Power in a city that has so many powerful people has always been a critical issue for Delhi. Shortfalls in power supply to the national capital in the past have had massive ramifications, and the opposition have had reason to scream. The summer of 2008, though, is turning out to be different, what with the Delhi Government having taken several initiatives well in advance to ensure minimum power cuts. The unexpected rains have done no harm, not allowing the demand levels to escalate.
Chief Minister Sheila Dikshit, acutely aware of the demands of the citizens of her city-state, a territory she’s ably administered for a decade, has pulled no stops in augmenting power supply to Delhi. She’s been in constant discussion with the Union Power Ministry, and other agencies to ensure that Delhi gets the maximum out of each situation. One clear plus
point has been that Delhi’s share from the unallocated power available with the Centre has gone up. While earlier it was 22 per cent, CM Dikshit’s intervention ensured that up to 40 per cent of the Centre’s power that is unallocated has come to Delhi this summer.
But this has not been the only reason for relief. Several other supplies have been sewn up, very methodically, with large upcoming projects. They include 750 MW from the Aravali project at Jhajjar (total 1,500 MW), nearly 900 MW from the Dadri NTPC project (total 980 MW), about 750 MW from the Bamnauli project in south-west Delhi, and 1,500 MW from the gas-based project at Bawana, 400 MW from the Damodar Valley Corporation. Delhi’s total peak demand is about 4,200 MW.
|"We are leaving nothing to chance in an effort to bring relief to the citizens of Delhi. This summer has been vastly different in terms of power cuts. The power supply situation is improving all the time"
Delhi Chief Minister Sheila Dikshit
CM Dikshit also announced that an account of Rs 400 crore would be created to provide short-term loans to discoms so that they could not cite funds crunch as a reason for being unable to purchase power to meet Delhi’s requirements. “We are leaving nothing to chance in an effort to bring relief to the citizens of Delhi. This summer has been vastly different in terms of power cuts,” says the CM. “The power supply situation is improving all the time.”
Things are defintely better than it was a year ago. In the summer of 2007, the peak power demand stayed around the 3,500 MW mark while the power department could manage to supply just about 3,100 MW, a figure that turned out to be the requirement for winter months when less power is drawn for purposes of running
airconditioners, coolers and fans. Not this time. Through the tie-up with the
Centre, Delhi will now get power from grids that serve Gujarat, Himachal
Pradesh, West Bengal, Orissa and Rajasthan.
Delhi Transco, the State Government-owned transmission utility, will also strengthen and upgrade its power transmission network. A provision for Rs 2,000 crore has already been made in the 11th Five Year Plan for upgrading the transmission network. Another very significant tranche of Rs 30,000 crore has been earmarked for augmenting power generation in the Capital.

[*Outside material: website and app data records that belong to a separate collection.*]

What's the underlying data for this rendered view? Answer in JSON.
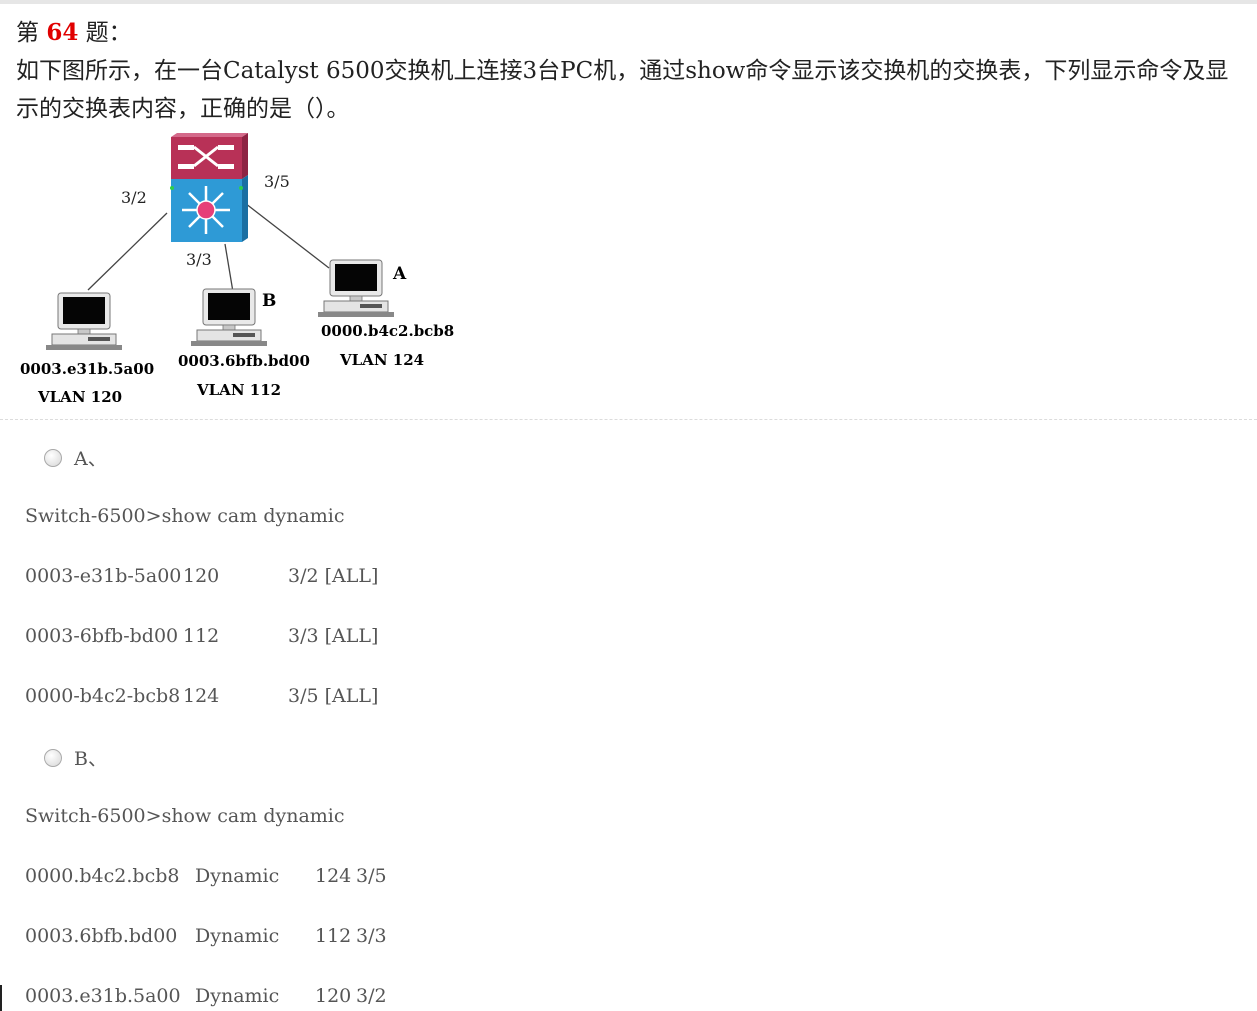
{
  "question": {
    "prefix": "第",
    "number": "64",
    "suffix": "题：",
    "text": "如下图所示，在一台Catalyst 6500交换机上连接3台PC机，通过show命令显示该交换机的交换表，下列显示命令及显示的交换表内容，正确的是（）。"
  },
  "diagram": {
    "ports": {
      "p1": "3/2",
      "p2": "3/3",
      "p3": "3/5"
    },
    "hosts": [
      {
        "mac": "0003.e31b.5a00",
        "vlan": "VLAN 120",
        "tag": ""
      },
      {
        "mac": "0003.6bfb.bd00",
        "vlan": "VLAN 112",
        "tag": "B"
      },
      {
        "mac": "0000.b4c2.bcb8",
        "vlan": "VLAN 124",
        "tag": "A"
      }
    ]
  },
  "options": [
    {
      "label": "A、",
      "command": "Switch-6500>show cam dynamic",
      "rows": [
        [
          "0003-e31b-5a00",
          "120",
          "3/2 [ALL]"
        ],
        [
          "0003-6bfb-bd00",
          "112",
          "3/3 [ALL]"
        ],
        [
          "0000-b4c2-bcb8",
          "124",
          "3/5 [ALL]"
        ]
      ]
    },
    {
      "label": "B、",
      "command": "Switch-6500>show cam dynamic",
      "rows": [
        [
          "0000.b4c2.bcb8",
          "Dynamic",
          "124",
          "3/5"
        ],
        [
          "0003.6bfb.bd00",
          "Dynamic",
          "112",
          "3/3"
        ],
        [
          "0003.e31b.5a00",
          "Dynamic",
          "120",
          "3/2"
        ]
      ]
    }
  ]
}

What does the future hold? According to projections made by officials in the Power Department of Delhi Government, the city-state’s power requirement will grow at an annual rate of 6 per cent. This takes into account larger industrial usage, and increasing usage of high-end cooling, and heating, by a larger population base.
Given this scenario, the projected requirement by the time of the Commonwealth Games in October 2010 will be about 5,000 MW. This would include the 90 MW or so that would be required by the Games village, venues and practice grounds. Delhi hopes to meet this increasing demand from power that will be available from a 2,500 MW plant coming up at the

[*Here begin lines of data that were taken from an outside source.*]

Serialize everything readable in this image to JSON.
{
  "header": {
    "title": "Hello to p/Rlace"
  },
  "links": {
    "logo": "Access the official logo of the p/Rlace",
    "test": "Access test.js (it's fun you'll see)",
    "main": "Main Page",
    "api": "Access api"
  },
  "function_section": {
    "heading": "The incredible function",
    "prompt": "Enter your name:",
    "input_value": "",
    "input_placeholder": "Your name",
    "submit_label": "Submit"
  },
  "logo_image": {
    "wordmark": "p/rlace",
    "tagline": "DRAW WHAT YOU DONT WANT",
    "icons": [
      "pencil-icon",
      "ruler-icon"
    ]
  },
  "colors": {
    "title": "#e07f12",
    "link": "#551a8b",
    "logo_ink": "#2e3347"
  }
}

In another move, the Delhi Government has given its nod for setting up a new special court for power-related cases. There are already five special power courts functioning in the Capital. Nine new appointments for the new court have also been approved. In this connection it must be mentioned that with the privatisation of power, distribution has been a success as power thefts have been curtailed, and complaints about faulty meters are looked into by a speedy mechanism in place.
A bit more on the Commonwealth Games. The Government led by CM Dikshit is very keen to make it a glitch-free event, at all costs. Alternate sources of supply are being made available to each venue, and the Games village. After all, plenty of prestige will hang around the manner in which the Commonwealth Games will be conducted. While the existing power infrastructure is being upgraded in most venues, those like the Jawaharlal Nehru Stadium and the Games Village will see new substations coming up.
Overall, it does appear that the city of the powerful is not just about to lose any power.